= Task goal =
Please find the lines in the entries below that contain the word "JSON", and copy each one.

= Records =
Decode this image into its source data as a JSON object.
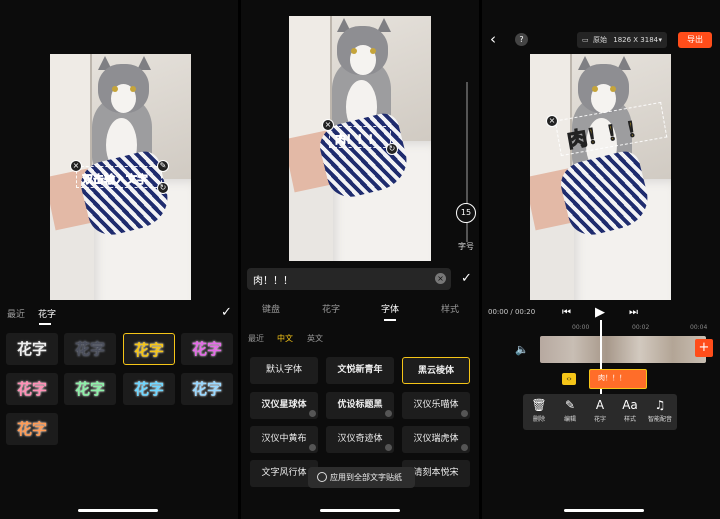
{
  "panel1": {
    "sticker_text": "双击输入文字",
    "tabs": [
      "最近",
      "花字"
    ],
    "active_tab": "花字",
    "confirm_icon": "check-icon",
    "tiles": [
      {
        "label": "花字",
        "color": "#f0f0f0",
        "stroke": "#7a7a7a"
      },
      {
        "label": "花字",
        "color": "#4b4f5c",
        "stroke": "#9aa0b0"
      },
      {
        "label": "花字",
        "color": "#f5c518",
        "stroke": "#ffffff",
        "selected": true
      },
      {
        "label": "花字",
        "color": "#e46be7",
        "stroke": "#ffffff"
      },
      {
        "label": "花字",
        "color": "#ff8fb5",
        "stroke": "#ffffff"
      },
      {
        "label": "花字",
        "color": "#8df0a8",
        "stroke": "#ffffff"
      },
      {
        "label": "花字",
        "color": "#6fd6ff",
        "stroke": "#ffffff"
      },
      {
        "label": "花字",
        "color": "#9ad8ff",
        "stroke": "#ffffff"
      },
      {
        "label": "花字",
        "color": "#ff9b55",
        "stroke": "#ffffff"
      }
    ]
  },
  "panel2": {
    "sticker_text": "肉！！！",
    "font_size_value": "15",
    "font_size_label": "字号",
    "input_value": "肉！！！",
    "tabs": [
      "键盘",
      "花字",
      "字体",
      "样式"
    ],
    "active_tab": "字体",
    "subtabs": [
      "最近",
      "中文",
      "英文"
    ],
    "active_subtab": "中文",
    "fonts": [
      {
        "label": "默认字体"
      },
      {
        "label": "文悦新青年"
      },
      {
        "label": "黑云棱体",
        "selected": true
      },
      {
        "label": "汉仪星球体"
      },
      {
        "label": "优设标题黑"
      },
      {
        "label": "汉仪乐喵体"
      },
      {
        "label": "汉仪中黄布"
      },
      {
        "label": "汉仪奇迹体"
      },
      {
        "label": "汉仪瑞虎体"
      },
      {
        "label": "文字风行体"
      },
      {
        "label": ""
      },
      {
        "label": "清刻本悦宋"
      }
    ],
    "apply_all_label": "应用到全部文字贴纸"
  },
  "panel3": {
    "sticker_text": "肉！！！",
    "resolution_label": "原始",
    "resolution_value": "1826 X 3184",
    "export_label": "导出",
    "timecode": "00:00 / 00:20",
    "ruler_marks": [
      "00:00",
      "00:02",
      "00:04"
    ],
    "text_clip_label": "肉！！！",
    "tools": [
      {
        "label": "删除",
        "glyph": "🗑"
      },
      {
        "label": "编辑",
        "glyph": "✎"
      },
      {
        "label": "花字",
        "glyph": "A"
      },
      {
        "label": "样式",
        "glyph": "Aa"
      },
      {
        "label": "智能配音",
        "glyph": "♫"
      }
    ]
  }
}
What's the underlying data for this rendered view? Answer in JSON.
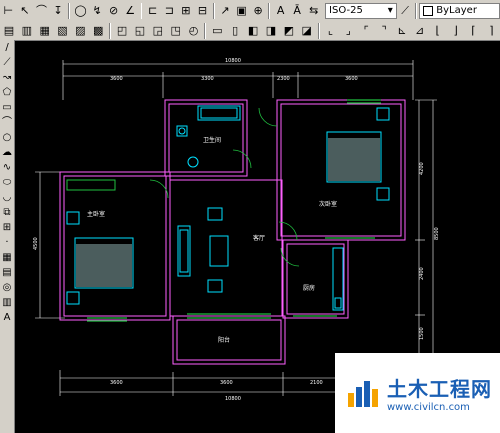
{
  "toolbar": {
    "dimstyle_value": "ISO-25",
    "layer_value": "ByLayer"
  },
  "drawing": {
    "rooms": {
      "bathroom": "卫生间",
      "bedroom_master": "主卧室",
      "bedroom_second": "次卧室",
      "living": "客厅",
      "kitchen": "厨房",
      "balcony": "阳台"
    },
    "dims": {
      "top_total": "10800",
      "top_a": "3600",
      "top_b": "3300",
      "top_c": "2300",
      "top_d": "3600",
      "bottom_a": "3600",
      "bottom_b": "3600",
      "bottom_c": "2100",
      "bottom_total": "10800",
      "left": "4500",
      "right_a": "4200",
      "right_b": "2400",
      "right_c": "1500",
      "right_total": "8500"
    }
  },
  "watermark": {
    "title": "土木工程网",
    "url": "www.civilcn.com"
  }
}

= Your solution =
Decode this image into its source data as a JSON object.
What's the underlying data for this rendered view? Answer in JSON.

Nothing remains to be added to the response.